• What is required: Please state how many lines below include the word "JSON"; the reply should be the number only.

-- Excerpted records follows --

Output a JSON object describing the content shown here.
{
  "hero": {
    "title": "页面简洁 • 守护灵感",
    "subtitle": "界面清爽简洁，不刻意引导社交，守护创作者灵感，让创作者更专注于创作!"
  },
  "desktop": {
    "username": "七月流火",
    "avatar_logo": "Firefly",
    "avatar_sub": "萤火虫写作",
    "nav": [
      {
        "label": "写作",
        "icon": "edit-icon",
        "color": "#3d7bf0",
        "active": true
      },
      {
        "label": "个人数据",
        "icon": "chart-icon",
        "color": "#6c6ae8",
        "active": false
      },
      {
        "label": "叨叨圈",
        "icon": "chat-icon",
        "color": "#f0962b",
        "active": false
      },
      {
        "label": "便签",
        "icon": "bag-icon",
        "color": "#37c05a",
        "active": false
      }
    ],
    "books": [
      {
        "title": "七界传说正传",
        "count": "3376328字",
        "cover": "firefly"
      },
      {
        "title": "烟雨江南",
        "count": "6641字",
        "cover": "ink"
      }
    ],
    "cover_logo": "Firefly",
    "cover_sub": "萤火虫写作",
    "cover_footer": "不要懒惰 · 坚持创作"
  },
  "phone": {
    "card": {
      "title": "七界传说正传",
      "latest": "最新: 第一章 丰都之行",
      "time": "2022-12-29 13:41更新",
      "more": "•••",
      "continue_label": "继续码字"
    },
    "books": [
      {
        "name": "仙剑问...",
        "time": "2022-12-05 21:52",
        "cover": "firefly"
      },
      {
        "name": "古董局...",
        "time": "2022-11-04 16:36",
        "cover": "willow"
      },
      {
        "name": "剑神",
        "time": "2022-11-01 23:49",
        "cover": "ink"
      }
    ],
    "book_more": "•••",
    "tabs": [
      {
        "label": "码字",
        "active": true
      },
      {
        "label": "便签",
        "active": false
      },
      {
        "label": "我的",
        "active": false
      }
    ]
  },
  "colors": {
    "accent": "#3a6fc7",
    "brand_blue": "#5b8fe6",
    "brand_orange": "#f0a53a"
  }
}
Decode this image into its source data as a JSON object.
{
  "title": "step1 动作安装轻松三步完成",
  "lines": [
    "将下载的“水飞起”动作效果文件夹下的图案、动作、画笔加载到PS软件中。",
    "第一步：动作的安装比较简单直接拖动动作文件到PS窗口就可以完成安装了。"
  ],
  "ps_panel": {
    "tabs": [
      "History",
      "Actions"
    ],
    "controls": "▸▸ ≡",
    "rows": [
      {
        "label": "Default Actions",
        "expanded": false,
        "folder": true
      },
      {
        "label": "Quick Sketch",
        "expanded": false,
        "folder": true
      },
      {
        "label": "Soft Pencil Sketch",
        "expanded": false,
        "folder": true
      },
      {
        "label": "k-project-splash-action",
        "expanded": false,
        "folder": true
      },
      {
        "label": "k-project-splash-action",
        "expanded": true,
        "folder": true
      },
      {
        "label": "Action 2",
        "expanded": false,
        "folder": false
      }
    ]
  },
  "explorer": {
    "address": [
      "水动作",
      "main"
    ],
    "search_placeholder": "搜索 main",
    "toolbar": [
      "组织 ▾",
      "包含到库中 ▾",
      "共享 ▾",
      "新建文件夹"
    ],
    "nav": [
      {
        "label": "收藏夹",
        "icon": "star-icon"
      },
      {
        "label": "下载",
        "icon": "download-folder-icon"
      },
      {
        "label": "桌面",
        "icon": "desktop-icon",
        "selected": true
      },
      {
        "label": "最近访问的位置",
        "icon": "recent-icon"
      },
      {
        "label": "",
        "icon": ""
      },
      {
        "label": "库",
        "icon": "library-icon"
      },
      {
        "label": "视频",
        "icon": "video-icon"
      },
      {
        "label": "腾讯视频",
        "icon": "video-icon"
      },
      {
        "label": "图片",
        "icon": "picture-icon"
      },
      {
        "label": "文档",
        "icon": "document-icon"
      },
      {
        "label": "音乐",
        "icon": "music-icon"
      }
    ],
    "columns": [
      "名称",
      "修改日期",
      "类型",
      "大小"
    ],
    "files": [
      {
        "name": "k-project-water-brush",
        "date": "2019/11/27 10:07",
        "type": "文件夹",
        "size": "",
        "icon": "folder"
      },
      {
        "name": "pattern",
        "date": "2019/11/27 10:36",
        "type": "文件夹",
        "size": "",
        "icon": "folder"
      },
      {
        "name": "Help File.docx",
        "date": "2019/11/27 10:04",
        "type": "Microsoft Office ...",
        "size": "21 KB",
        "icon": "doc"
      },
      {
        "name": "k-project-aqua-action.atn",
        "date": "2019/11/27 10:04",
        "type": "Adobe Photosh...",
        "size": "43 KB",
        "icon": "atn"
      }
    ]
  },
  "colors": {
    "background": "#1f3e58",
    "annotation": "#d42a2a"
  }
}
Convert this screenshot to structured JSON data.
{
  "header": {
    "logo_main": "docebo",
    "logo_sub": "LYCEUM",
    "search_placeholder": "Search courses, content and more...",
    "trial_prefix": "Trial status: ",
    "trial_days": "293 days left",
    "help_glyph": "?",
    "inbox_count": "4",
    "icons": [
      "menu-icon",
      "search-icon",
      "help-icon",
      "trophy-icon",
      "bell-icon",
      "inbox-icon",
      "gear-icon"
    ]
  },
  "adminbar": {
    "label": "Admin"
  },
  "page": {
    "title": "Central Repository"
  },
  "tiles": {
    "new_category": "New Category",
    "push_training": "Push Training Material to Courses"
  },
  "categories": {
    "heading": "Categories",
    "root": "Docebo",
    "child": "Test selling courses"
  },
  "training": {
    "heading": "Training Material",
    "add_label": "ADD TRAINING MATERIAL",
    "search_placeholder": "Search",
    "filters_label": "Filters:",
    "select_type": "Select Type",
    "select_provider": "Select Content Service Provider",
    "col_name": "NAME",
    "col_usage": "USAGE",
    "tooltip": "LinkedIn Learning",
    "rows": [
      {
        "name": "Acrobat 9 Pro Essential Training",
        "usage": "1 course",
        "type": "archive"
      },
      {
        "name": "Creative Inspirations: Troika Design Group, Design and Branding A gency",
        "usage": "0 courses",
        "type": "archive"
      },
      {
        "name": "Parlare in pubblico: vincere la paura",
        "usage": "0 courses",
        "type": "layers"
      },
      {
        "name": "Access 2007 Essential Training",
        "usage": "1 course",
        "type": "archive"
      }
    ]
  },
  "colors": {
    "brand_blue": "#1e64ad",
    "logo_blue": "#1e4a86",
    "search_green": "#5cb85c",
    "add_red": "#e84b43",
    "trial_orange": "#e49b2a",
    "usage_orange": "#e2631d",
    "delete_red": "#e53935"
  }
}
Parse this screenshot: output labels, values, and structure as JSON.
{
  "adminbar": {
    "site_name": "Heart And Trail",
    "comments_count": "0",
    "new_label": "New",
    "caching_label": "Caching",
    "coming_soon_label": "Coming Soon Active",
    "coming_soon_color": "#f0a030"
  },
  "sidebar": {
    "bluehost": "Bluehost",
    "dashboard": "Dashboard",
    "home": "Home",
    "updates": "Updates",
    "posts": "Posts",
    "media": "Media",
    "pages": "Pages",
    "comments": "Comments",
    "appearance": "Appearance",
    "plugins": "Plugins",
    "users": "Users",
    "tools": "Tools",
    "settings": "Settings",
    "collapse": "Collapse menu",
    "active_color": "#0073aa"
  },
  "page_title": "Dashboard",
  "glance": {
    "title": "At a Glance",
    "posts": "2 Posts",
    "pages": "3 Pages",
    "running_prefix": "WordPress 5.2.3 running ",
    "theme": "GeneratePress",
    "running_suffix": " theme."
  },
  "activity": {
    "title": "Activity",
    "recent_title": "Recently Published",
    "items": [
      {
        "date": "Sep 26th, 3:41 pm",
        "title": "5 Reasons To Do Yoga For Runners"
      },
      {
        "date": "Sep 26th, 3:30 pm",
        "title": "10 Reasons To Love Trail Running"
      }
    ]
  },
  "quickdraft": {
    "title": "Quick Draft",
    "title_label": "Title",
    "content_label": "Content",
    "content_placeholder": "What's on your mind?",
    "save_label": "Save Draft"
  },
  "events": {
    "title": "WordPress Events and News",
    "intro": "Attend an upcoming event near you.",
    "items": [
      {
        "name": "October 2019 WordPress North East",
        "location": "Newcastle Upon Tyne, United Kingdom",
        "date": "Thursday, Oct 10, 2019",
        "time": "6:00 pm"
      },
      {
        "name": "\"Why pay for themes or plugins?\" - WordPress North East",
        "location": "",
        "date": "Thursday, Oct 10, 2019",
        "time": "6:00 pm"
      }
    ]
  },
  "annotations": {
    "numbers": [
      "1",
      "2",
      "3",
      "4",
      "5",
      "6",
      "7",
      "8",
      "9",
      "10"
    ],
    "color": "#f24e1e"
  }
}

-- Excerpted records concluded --

• Answer space: 4